Another boost for Stafford comes in the form of new OC Joe Lombardi, who has been working with Drew Brees since 2007 as an offensive assistant and quarterbacks coach. Brees has tons of respect for Lombardi.

“I feel like we were right on the cutting edge of creativity with what we were able to do with personnel and that kind of thing,” Brees said. “I see some similarities, obviously, to what Detroit has with their offensive personnel. I’m sure he’s going to be very creative with those guys. It’s just his talent.”
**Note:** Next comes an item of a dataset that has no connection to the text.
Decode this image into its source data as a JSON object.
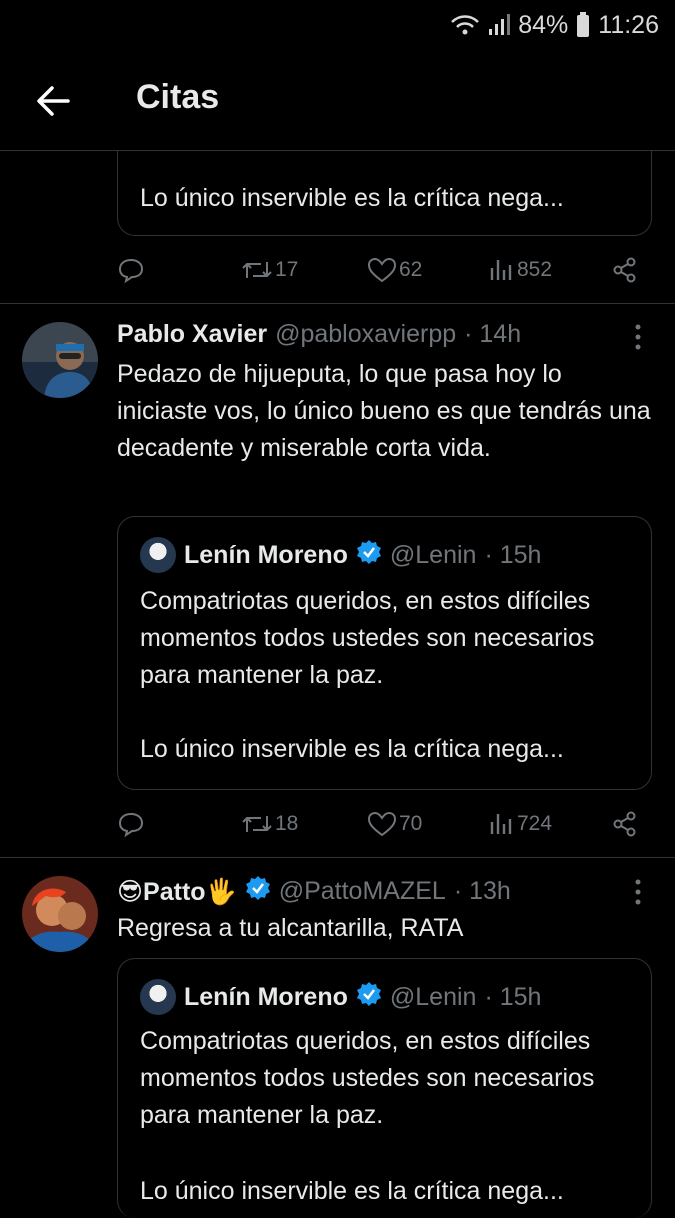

Stafford projects to be more efficient under the new regime and see his touchdown numbers rise. He’s not higher on this list because passing-obsessed OC Scott Linehan is out. We can’t expect 700 pass attempts.  
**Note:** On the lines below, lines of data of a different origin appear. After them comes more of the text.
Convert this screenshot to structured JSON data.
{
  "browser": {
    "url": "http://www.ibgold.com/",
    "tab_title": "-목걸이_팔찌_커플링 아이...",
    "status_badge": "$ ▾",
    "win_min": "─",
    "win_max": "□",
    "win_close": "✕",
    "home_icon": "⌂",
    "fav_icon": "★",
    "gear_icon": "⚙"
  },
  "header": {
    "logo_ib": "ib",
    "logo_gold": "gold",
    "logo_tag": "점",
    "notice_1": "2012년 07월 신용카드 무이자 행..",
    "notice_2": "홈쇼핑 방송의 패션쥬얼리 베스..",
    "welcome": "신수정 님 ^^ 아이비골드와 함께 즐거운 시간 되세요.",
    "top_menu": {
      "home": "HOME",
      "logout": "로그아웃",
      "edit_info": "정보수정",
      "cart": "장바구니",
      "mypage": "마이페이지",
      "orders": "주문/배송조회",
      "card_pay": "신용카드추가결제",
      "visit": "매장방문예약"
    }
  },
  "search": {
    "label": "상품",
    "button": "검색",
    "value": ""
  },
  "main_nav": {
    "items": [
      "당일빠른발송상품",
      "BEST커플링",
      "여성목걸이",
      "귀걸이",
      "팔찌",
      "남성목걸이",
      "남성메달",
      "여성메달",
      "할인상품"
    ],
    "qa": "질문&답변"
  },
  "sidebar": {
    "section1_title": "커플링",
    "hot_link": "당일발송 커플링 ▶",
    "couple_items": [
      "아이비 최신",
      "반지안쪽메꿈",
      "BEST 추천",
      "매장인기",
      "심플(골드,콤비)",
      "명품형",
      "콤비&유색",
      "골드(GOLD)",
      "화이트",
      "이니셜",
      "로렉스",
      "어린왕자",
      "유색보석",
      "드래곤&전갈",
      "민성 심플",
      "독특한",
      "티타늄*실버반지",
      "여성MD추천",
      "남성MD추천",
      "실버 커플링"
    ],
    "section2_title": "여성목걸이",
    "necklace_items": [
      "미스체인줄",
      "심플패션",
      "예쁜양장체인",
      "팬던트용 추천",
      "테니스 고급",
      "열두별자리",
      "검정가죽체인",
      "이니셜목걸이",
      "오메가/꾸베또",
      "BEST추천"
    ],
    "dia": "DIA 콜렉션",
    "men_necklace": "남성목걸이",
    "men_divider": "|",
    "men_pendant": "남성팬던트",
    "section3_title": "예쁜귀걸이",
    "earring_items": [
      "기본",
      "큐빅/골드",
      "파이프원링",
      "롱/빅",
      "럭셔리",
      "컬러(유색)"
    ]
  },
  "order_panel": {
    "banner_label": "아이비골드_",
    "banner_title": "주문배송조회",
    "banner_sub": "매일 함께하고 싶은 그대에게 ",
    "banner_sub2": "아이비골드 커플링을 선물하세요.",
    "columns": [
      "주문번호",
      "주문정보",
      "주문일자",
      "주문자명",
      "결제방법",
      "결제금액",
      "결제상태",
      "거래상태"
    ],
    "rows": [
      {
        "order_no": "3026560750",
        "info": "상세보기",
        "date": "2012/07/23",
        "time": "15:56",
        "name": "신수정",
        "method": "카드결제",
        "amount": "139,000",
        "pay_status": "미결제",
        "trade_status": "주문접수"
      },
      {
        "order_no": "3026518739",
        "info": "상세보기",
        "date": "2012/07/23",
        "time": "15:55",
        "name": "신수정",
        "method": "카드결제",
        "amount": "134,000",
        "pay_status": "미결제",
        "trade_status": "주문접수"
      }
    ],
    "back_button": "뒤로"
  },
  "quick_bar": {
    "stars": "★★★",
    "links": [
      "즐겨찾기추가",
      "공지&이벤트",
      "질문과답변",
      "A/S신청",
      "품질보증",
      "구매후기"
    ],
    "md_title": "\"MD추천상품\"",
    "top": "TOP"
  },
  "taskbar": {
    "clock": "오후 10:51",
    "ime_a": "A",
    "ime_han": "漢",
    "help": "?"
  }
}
6. Mike Wallace, WR, Dolphins

Mike Sherman was a complete disaster as the Dolphins offensive coordinator. He never gave the run game a chance, which allowed defenses to pin their ears back and attack his overmatched offensive line. It resulted in Ryan Tannehill getting sacked a league-high 58 times and not having enough time to let Wallace do what he does best.

New OC Bill Lazor helped install Chip Kelly’s offense last season as the Eagles quarterbacks coach. I believe Wallace is actually more talented that DeSean Jackson – he’s just as fast, but he’s bigger and is capable of running a more diverse route tree. Lazor won’t merely use Wallace as a $60 million clear-out route.
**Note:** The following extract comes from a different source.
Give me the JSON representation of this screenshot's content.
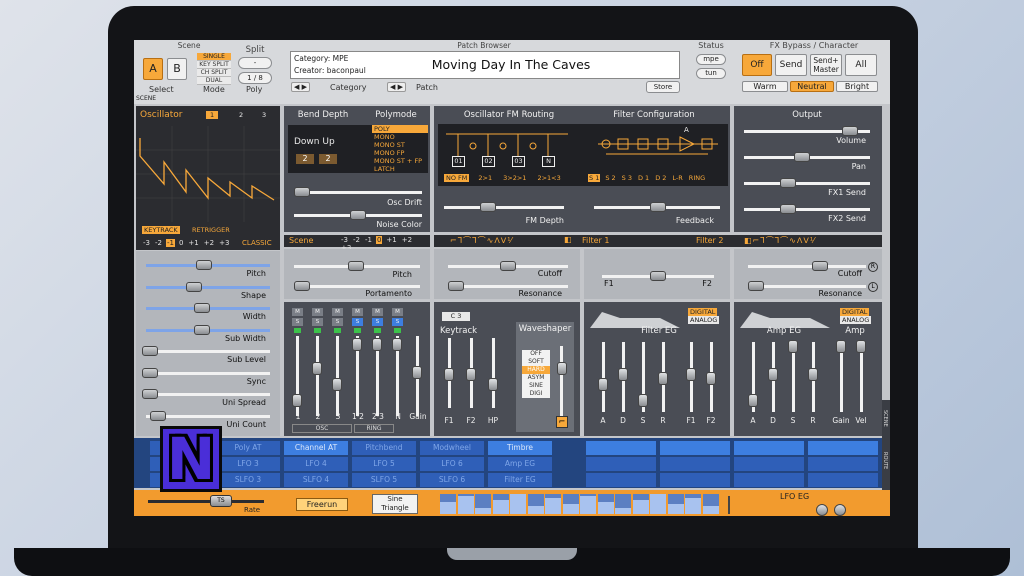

7. Ray Rice, RB, Ravens

Betting on NFL running backs to reverse a declining career arc when they already have 2,746 career touches is bad business. For every Fred Jackson, there are a million Shaun Alexanders, Larry Johnsons and Brian Westbrooks.

That said, the Gary Kubiak hire gives Rice a glimmer of hope to get his career back on track. Outside of Mike Shanahan, no one implements/executes the zone-blocking scheme better. While with the Broncos from 1995-2005, Kubiak made Terrell Davis a fantasy superstar, got a 1000-yard season out of Olandis Gary, made Mike Anderson into a brief household name, watched Clinton Portis rack up back-to-back 1500-yard seasons and somehow squeezed 1,240 yards out of Reuben Droughns. Once he got to Houston, Steve Slaton had one spectacular year and then Arian Foster became an annual fantasy dominator.

In addition to the presence of Kubiak, Rice’s 2014 stock will be boosted by a healed hip and Bernard Pierce’s inability to participate in any of the offseason program (shoulder surgery).

Also received consideration:
Kendall Wright – Posted the quietest 94 catches in recent memory. Now gets to work with passing game guru Ken Whisenhunt, who found ways to get Keenan Allen open at will in San Diego.  
Victor Cruz – Kevin “KillDrive” is out, Packers product Ben McAdoo is in. We saw what the Pack did with Randall Cobb in the slot.
Delanie Walker – Whisenhunt and Jason Michael are both former tight end coaches. They’ve compared Walker to Antonio Gates.
Josh Gordon – With Kyle Shanahan using Josh Gordon at “X,” the sky is the limit. Easy second-round fantasy pick.

Adam Levitan
Adam Levitan is in his seventh season covering football and basketball for Rotoworld. He won the Fantasy Sports Writers Association award for Best Series in 2011 and 2009, and ESPN's overall fantasy football title in 2000. Find him on Twitter.